Am I talking about risk taking? Sort of, but not really. Am I talking about ‘thinking out of the box’? It’s more about throwing the box out altogether. That box is how things are supposed to be, but why are they supposed to be that way? Who says!
Paul Buchheit has written eloquently about this on a few occasions, helping to remind me not to live based on fear or lack of imagination.
It’s a nice day to start again
Thankfully my past is littered with examples of starting again. When I knew advertising wasn’t going to be my career, I quit. No job to go to, just the knowledge that it was time to move on. I did data entry temp work for PBS in Alexandria, Virginia until I got a job in fundraising.
When that job disappeared, a retroactive job freeze of all things, I took it as a sign. I drove cross-country from D.C. to San Diego with girlfriend (now wife) and cat in tow. When I tired of fundraising and wanted to get into Internet marketing I moved to San Francisco.
The Web 1.0 bubble burst and I wound up back in fundraising at De La Salle High School. One of the Lasallian teachings is that you can only take the step right in front of you. You can only make the next best decision. Trying to forecast the future is fruitless because each decision leads to something completely different.

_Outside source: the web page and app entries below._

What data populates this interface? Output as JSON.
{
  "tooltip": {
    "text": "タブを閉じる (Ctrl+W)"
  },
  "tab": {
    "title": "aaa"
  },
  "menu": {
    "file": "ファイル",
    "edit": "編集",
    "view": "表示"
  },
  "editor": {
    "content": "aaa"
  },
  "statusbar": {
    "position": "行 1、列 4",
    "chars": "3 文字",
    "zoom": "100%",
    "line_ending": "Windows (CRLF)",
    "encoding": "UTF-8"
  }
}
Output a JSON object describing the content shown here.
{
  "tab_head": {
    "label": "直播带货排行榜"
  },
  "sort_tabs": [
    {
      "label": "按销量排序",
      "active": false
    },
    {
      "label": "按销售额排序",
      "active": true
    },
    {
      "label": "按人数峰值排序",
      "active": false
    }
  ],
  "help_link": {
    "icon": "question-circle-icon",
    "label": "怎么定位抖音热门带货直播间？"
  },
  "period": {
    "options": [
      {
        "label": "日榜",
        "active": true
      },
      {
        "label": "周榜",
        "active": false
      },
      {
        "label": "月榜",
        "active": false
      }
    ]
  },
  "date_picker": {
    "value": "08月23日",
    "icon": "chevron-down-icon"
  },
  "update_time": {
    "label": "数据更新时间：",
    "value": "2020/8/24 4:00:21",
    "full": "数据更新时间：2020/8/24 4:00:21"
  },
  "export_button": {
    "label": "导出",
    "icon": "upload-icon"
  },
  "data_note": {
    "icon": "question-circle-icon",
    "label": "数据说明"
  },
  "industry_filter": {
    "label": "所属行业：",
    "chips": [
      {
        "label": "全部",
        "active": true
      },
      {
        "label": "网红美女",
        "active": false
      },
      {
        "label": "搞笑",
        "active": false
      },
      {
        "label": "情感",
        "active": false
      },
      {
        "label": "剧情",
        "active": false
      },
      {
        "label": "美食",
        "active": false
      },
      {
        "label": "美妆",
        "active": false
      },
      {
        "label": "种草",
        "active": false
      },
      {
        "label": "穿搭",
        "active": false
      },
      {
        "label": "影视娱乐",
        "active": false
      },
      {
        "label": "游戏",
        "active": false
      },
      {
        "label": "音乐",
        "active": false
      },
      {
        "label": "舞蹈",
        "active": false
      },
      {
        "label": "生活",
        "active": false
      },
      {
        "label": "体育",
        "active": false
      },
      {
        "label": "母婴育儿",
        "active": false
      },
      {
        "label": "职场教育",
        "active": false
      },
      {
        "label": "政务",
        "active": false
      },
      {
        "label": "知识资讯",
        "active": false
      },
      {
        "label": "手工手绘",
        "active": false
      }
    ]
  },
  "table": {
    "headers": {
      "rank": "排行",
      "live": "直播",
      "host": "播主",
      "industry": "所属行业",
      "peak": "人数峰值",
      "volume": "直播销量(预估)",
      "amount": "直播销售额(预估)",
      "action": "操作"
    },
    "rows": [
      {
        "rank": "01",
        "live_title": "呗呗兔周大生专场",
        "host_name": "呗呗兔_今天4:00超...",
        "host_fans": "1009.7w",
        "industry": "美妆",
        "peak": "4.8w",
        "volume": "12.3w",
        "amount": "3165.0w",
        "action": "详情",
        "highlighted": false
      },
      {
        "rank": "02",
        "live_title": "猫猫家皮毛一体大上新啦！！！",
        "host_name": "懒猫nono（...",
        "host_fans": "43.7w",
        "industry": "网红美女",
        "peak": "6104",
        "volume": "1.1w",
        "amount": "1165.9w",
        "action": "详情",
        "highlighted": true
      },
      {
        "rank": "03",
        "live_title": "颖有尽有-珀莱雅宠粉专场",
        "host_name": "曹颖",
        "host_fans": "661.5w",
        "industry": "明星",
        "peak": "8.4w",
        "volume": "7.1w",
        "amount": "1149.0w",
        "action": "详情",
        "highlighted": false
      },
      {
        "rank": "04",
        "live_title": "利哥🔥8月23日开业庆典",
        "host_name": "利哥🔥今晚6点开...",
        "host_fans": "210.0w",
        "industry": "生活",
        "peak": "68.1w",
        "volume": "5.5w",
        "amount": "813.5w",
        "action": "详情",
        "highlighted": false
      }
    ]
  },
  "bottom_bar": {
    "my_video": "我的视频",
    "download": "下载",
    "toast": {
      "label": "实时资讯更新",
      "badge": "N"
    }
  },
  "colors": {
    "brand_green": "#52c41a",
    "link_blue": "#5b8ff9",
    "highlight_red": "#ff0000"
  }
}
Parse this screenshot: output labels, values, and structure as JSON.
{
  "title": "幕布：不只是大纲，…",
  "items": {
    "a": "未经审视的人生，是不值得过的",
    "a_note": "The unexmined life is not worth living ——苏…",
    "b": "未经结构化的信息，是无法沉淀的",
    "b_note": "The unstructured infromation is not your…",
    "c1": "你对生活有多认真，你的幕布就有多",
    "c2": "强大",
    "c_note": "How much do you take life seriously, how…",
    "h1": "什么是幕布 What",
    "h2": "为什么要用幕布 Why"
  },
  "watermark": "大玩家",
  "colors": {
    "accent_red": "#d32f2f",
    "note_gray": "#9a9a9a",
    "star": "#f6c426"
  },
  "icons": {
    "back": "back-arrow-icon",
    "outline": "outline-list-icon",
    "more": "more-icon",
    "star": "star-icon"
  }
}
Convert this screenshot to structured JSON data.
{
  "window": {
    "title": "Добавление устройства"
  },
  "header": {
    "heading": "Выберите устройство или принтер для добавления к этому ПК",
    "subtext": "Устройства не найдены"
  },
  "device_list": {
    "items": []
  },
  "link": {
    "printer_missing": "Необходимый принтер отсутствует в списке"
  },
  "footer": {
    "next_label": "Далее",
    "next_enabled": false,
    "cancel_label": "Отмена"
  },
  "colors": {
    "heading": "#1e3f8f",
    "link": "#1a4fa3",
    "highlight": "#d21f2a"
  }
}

I’m not a religious person, but this resonated strongly with my own personal beliefs. So when I broke down sobbing at an assembly, mourning a miscarriage and depressed over my job, I knew it was time to really do something.
And I did. I got back into Internet marketing. In fact, I got into search marketing. And see where that led?
Sweat, Sweat, Sweat
Here I am today, a husband and father with a new mortgage. The reflex for economic stability is huge. Yet, I began consulting because I wanted to spend more time at home with my family. I had no idea if it would be successful. But it was and I couldn’t be happier.
So now I spin on my trainer. I sweat. I sing along with my 17-year old self. My heart is full and I look forward to what comes next.
I tell myself I’ll do the Mount Diablo Challenge again in 2011. I tell myself that I’ll continue to work from home and spend time with the family. I tell myself that I’ll figure out ways to leverage my growing consulting business. There will always be people who say you can’t, but if you’re one of those people, you’re doomed from the start.
I had chronic appendicitis as a child. I’ve been hit by a car while bicycling. I’ve been mugged. I was unemployed for nearly a year. I dealt with the heartbreak of a miscarriage. I went through a crisis of confidence. Do those experiences make me stronger? I don’t know. But I know I have my sneer back.
It’s a sneer that says I’m going to enjoy the life I create … and you can’t stop me.
Don’t lose that Billy Idol sneer